### Given records
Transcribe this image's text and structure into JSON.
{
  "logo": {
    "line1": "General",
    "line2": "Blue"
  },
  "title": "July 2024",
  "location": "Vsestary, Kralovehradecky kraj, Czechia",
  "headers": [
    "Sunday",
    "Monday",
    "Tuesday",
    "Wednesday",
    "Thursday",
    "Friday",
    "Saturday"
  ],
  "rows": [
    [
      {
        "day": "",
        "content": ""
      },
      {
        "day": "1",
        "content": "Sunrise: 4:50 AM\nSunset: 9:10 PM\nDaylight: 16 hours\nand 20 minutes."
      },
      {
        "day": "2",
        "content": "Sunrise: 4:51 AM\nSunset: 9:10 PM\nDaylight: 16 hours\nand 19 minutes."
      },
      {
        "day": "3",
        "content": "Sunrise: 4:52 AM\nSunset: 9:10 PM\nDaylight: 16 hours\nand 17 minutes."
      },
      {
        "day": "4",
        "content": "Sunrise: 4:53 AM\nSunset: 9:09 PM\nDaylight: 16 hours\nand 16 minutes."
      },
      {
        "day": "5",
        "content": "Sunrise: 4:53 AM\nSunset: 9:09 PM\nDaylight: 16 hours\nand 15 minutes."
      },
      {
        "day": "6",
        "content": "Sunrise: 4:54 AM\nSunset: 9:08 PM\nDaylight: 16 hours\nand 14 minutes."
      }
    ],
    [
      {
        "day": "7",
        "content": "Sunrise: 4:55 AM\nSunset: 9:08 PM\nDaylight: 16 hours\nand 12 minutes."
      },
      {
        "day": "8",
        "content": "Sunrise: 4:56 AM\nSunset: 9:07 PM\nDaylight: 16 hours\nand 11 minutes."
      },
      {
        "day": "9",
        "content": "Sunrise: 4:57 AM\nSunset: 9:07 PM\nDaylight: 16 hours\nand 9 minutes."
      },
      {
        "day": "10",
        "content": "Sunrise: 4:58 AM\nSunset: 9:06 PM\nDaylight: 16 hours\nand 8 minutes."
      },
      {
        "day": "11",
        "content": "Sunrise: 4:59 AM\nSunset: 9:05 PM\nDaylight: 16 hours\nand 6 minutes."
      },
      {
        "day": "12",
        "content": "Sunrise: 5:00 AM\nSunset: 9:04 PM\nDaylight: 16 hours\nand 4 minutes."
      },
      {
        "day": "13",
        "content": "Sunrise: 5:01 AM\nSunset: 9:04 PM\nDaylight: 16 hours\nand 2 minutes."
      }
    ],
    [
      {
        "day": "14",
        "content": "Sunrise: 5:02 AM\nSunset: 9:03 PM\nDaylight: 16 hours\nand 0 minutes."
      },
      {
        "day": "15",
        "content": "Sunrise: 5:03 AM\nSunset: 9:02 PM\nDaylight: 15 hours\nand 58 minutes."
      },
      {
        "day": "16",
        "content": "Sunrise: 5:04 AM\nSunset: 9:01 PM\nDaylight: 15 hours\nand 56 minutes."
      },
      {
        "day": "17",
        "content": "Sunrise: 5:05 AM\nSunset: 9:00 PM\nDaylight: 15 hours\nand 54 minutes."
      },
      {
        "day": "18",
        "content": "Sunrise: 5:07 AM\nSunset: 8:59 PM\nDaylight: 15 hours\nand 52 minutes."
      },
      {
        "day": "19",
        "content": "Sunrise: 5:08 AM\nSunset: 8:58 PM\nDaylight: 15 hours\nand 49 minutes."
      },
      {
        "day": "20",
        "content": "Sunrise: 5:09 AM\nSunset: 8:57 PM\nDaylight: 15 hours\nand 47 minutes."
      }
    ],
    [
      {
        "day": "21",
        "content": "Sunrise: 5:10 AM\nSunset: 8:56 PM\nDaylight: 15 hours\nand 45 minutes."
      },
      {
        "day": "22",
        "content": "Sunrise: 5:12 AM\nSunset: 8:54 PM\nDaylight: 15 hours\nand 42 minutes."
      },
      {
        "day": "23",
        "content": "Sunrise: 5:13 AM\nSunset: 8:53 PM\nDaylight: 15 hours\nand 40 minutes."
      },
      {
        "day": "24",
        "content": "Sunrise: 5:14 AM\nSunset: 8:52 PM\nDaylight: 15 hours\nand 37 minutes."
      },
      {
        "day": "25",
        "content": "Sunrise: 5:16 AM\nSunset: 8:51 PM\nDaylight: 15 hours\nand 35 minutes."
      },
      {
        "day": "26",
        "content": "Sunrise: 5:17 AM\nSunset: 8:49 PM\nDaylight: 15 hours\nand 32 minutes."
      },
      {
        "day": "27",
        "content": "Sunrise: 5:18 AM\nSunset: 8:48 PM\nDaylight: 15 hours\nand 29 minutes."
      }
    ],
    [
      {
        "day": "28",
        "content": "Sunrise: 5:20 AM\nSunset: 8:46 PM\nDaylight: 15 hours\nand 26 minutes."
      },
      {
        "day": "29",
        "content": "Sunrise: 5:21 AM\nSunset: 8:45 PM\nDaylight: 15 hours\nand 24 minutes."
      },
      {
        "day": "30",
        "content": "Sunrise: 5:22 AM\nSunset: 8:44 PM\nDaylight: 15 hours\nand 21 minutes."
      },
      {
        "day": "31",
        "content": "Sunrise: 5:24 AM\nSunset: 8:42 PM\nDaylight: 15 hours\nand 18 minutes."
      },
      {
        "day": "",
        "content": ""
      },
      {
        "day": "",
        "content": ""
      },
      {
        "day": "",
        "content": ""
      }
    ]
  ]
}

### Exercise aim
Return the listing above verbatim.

### Exercise result
Transcribe this image's text and structure into JSON.
{
  "logo": {
    "line1": "General",
    "line2": "Blue"
  },
  "title": "July 2024",
  "location": "Vsestary, Kralovehradecky kraj, Czechia",
  "headers": [
    "Sunday",
    "Monday",
    "Tuesday",
    "Wednesday",
    "Thursday",
    "Friday",
    "Saturday"
  ],
  "rows": [
    [
      {
        "day": "",
        "content": ""
      },
      {
        "day": "1",
        "content": "Sunrise: 4:50 AM\nSunset: 9:10 PM\nDaylight: 16 hours\nand 20 minutes."
      },
      {
        "day": "2",
        "content": "Sunrise: 4:51 AM\nSunset: 9:10 PM\nDaylight: 16 hours\nand 19 minutes."
      },
      {
        "day": "3",
        "content": "Sunrise: 4:52 AM\nSunset: 9:10 PM\nDaylight: 16 hours\nand 17 minutes."
      },
      {
        "day": "4",
        "content": "Sunrise: 4:53 AM\nSunset: 9:09 PM\nDaylight: 16 hours\nand 16 minutes."
      },
      {
        "day": "5",
        "content": "Sunrise: 4:53 AM\nSunset: 9:09 PM\nDaylight: 16 hours\nand 15 minutes."
      },
      {
        "day": "6",
        "content": "Sunrise: 4:54 AM\nSunset: 9:08 PM\nDaylight: 16 hours\nand 14 minutes."
      }
    ],
    [
      {
        "day": "7",
        "content": "Sunrise: 4:55 AM\nSunset: 9:08 PM\nDaylight: 16 hours\nand 12 minutes."
      },
      {
        "day": "8",
        "content": "Sunrise: 4:56 AM\nSunset: 9:07 PM\nDaylight: 16 hours\nand 11 minutes."
      },
      {
        "day": "9",
        "content": "Sunrise: 4:57 AM\nSunset: 9:07 PM\nDaylight: 16 hours\nand 9 minutes."
      },
      {
        "day": "10",
        "content": "Sunrise: 4:58 AM\nSunset: 9:06 PM\nDaylight: 16 hours\nand 8 minutes."
      },
      {
        "day": "11",
        "content": "Sunrise: 4:59 AM\nSunset: 9:05 PM\nDaylight: 16 hours\nand 6 minutes."
      },
      {
        "day": "12",
        "content": "Sunrise: 5:00 AM\nSunset: 9:04 PM\nDaylight: 16 hours\nand 4 minutes."
      },
      {
        "day": "13",
        "content": "Sunrise: 5:01 AM\nSunset: 9:04 PM\nDaylight: 16 hours\nand 2 minutes."
      }
    ],
    [
      {
        "day": "14",
        "content": "Sunrise: 5:02 AM\nSunset: 9:03 PM\nDaylight: 16 hours\nand 0 minutes."
      },
      {
        "day": "15",
        "content": "Sunrise: 5:03 AM\nSunset: 9:02 PM\nDaylight: 15 hours\nand 58 minutes."
      },
      {
        "day": "16",
        "content": "Sunrise: 5:04 AM\nSunset: 9:01 PM\nDaylight: 15 hours\nand 56 minutes."
      },
      {
        "day": "17",
        "content": "Sunrise: 5:05 AM\nSunset: 9:00 PM\nDaylight: 15 hours\nand 54 minutes."
      },
      {
        "day": "18",
        "content": "Sunrise: 5:07 AM\nSunset: 8:59 PM\nDaylight: 15 hours\nand 52 minutes."
      },
      {
        "day": "19",
        "content": "Sunrise: 5:08 AM\nSunset: 8:58 PM\nDaylight: 15 hours\nand 49 minutes."
      },
      {
        "day": "20",
        "content": "Sunrise: 5:09 AM\nSunset: 8:57 PM\nDaylight: 15 hours\nand 47 minutes."
      }
    ],
    [
      {
        "day": "21",
        "content": "Sunrise: 5:10 AM\nSunset: 8:56 PM\nDaylight: 15 hours\nand 45 minutes."
      },
      {
        "day": "22",
        "content": "Sunrise: 5:12 AM\nSunset: 8:54 PM\nDaylight: 15 hours\nand 42 minutes."
      },
      {
        "day": "23",
        "content": "Sunrise: 5:13 AM\nSunset: 8:53 PM\nDaylight: 15 hours\nand 40 minutes."
      },
      {
        "day": "24",
        "content": "Sunrise: 5:14 AM\nSunset: 8:52 PM\nDaylight: 15 hours\nand 37 minutes."
      },
      {
        "day": "25",
        "content": "Sunrise: 5:16 AM\nSunset: 8:51 PM\nDaylight: 15 hours\nand 35 minutes."
      },
      {
        "day": "26",
        "content": "Sunrise: 5:17 AM\nSunset: 8:49 PM\nDaylight: 15 hours\nand 32 minutes."
      },
      {
        "day": "27",
        "content": "Sunrise: 5:18 AM\nSunset: 8:48 PM\nDaylight: 15 hours\nand 29 minutes."
      }
    ],
    [
      {
        "day": "28",
        "content": "Sunrise: 5:20 AM\nSunset: 8:46 PM\nDaylight: 15 hours\nand 26 minutes."
      },
      {
        "day": "29",
        "content": "Sunrise: 5:21 AM\nSunset: 8:45 PM\nDaylight: 15 hours\nand 24 minutes."
      },
      {
        "day": "30",
        "content": "Sunrise: 5:22 AM\nSunset: 8:44 PM\nDaylight: 15 hours\nand 21 minutes."
      },
      {
        "day": "31",
        "content": "Sunrise: 5:24 AM\nSunset: 8:42 PM\nDaylight: 15 hours\nand 18 minutes."
      },
      {
        "day": "",
        "content": ""
      },
      {
        "day": "",
        "content": ""
      },
      {
        "day": "",
        "content": ""
      }
    ]
  ]
}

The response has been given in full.